A Topographical dictionary of Scotland. . 1856.

Look at other dictionaries:

  • Colin Cam Mackenzie — Colin Mackenzie of Kintail (died 14 June 1594), nicknamed “Cam” (“crooked”, because one eyed), was a Highland clan chief who greatly increased his ancestral estates through royal favour and a career of vigorous self… …   Wikipedia

  • Colin Cam Mackenzie of Kintail — Colin Mackenzie of Kintail Died 14 June 1594 Children Janet Parents Kenneth Mackenzie of Kintail Lady Elizabeth Stewart Colin Mackenzie of Kintail (died 14 June 1594), nicknamed “Cam” (“crooked”, because one eyed), was a Highland chief of the… …   Wikipedia

  • Dunlop, East Ayrshire — Coordinates: 55°42′N 4°32′W / 55.7°N 4.54°W / 55.7; 4.54 …   Wikipedia

  • Kilbride, East —    KILBRIDE, EAST, a parish, in the Middle ward of the county of Lanark; containing 3810 inhabitants, of whom 926 are in the village, 8 miles (S. S. E.) from Glasgow. This place, distinguished by its affix from West Kilbride, in the county of Ayr …   A Topographical dictionary of Scotland
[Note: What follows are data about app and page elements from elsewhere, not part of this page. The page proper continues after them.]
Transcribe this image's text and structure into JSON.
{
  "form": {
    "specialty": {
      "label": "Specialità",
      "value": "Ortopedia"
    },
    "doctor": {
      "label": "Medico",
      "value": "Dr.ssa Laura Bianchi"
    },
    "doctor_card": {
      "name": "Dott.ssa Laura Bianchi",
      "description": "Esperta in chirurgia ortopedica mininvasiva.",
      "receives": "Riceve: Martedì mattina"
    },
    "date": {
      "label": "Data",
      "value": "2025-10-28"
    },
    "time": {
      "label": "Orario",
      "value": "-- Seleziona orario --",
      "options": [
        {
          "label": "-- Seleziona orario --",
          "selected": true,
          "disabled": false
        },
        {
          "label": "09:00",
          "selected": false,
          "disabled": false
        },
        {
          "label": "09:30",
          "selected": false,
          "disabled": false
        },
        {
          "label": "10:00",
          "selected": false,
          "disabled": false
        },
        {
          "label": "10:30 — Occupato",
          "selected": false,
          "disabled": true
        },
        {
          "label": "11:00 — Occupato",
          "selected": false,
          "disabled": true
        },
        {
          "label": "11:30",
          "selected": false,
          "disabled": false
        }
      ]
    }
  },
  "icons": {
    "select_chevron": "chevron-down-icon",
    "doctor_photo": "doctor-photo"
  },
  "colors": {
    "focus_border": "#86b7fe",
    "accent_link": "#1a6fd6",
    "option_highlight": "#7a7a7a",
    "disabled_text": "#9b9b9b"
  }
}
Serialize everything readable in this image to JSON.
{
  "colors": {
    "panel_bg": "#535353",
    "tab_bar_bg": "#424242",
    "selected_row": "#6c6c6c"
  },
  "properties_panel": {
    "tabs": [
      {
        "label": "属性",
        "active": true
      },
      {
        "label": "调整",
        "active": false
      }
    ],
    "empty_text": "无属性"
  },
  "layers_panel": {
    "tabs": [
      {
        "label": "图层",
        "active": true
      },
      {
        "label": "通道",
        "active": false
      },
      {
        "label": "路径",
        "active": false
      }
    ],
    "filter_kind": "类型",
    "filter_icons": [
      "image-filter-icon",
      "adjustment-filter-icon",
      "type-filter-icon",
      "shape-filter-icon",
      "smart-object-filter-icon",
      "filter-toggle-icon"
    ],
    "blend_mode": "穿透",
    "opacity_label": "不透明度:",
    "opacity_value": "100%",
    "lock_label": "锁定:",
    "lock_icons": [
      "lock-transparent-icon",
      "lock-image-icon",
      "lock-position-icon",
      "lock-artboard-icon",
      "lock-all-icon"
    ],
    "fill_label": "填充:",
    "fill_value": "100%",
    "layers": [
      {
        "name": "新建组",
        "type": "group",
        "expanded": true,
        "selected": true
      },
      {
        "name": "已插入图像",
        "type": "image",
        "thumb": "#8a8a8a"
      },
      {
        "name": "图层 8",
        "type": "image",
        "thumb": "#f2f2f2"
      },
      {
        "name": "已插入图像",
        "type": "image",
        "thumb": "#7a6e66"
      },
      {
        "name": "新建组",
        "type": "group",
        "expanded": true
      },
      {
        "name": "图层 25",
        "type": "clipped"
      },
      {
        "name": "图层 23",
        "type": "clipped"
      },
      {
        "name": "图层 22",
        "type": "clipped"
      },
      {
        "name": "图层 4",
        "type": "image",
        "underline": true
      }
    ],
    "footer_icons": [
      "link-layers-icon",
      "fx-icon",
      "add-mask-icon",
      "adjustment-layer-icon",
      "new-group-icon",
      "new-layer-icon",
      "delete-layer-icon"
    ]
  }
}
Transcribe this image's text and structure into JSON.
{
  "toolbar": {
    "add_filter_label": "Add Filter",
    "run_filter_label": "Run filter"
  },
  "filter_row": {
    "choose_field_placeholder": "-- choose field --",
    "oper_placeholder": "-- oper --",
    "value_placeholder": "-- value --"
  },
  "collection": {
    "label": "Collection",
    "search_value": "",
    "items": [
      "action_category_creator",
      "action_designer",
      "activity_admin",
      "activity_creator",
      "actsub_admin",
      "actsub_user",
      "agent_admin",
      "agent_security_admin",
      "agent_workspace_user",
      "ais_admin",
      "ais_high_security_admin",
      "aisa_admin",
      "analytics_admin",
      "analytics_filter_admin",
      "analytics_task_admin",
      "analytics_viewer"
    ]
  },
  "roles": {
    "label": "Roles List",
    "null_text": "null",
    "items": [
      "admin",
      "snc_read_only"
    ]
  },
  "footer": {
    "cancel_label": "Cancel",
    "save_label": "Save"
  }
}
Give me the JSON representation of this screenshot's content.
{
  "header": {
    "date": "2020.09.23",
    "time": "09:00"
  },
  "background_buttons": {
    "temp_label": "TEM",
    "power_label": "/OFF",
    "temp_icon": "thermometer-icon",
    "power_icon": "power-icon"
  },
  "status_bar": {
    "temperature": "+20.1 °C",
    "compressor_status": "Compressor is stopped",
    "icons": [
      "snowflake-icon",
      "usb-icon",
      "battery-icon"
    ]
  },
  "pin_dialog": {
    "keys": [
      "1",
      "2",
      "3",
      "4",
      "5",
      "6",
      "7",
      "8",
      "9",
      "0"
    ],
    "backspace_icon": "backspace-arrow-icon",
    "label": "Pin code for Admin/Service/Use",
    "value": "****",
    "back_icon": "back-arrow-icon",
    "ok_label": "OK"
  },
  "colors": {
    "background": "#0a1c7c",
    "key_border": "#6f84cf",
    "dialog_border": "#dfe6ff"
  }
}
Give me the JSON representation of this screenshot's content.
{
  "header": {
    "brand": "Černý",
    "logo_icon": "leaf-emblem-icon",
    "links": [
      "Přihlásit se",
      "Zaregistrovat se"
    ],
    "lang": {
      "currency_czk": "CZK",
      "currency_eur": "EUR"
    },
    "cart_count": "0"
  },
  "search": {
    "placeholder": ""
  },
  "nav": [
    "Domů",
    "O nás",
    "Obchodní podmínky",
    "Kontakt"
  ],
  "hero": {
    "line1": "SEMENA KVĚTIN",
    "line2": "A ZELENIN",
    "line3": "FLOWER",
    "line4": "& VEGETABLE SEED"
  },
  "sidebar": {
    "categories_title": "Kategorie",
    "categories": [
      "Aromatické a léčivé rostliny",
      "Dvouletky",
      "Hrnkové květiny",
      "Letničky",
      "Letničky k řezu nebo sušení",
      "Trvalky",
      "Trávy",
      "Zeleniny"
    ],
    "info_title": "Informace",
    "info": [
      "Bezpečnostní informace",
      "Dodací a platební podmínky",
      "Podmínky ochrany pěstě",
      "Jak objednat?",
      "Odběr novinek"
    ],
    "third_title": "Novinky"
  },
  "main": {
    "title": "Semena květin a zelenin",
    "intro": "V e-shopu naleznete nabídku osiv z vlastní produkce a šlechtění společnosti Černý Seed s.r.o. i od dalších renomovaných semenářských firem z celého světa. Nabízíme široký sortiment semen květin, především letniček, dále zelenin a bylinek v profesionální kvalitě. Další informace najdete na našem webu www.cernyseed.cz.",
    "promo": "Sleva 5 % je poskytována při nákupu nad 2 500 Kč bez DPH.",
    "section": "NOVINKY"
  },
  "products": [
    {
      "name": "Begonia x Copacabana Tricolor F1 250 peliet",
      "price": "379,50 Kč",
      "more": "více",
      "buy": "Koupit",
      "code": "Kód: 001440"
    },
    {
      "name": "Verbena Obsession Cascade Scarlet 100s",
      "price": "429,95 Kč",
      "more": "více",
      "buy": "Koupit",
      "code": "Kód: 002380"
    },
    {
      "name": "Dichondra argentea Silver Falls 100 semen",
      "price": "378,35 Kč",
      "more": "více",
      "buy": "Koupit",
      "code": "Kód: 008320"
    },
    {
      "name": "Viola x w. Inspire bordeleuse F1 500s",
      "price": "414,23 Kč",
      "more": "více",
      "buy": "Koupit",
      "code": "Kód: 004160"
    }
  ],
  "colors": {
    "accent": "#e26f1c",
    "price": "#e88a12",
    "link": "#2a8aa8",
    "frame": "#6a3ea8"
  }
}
  • Dunlop cheese — Dunlop Country of origin Scotland Region Ayrshire Town …   Wikipedia

  • Dalry, North Ayrshire — Coordinates: 55°42′40″N 4°43′23″W / 55.711°N 4.723°W / 55.711; 4.723 …   Wikipedia

  • KA postcode area — Infobox UK postcode area|area code=KA source=Statistics as at October 2006 [National Statistics, [ Postcode Directory Version Notes] , (2006)] The PAGENAME, also known as the… …   Wikipedia

  • MacCrimmon (piping family) — Mac Cruimin a romanticised Victorian era depiction of a MacCrimmon piper to MacLeod of MacLeod, illustrated by R. R. McIan, from The Clans of the Scottish Highlands, published in 1845. The MacCrimmons (Gaelic: MacCruimein) were a Scottish family …   Wikipedia

  • Clan Little — is a Scottish clan of the Borders. The clan does not currently have a chief and is therefore considered an armigerous clan. Clan Little Crest badge …   Wikipedia

  • Marion Ogilvy — (c. 1495 1575) was the wife or mistress of Cardinal Beaton an advisor of James V of Scotland. Marion was a younger daughter of Sir James Ogilvy of Lintrathen. Sir James, a diplomat, was created Lord Ogilvy of Airlie by James IV of Scotland in… …   Wikipedia

Share the article and excerpts

Direct link
Do a right-click on the link above
and select “Copy Link”

We are using cookies for the best presentation of our site. Continuing to use this site, you agree with this.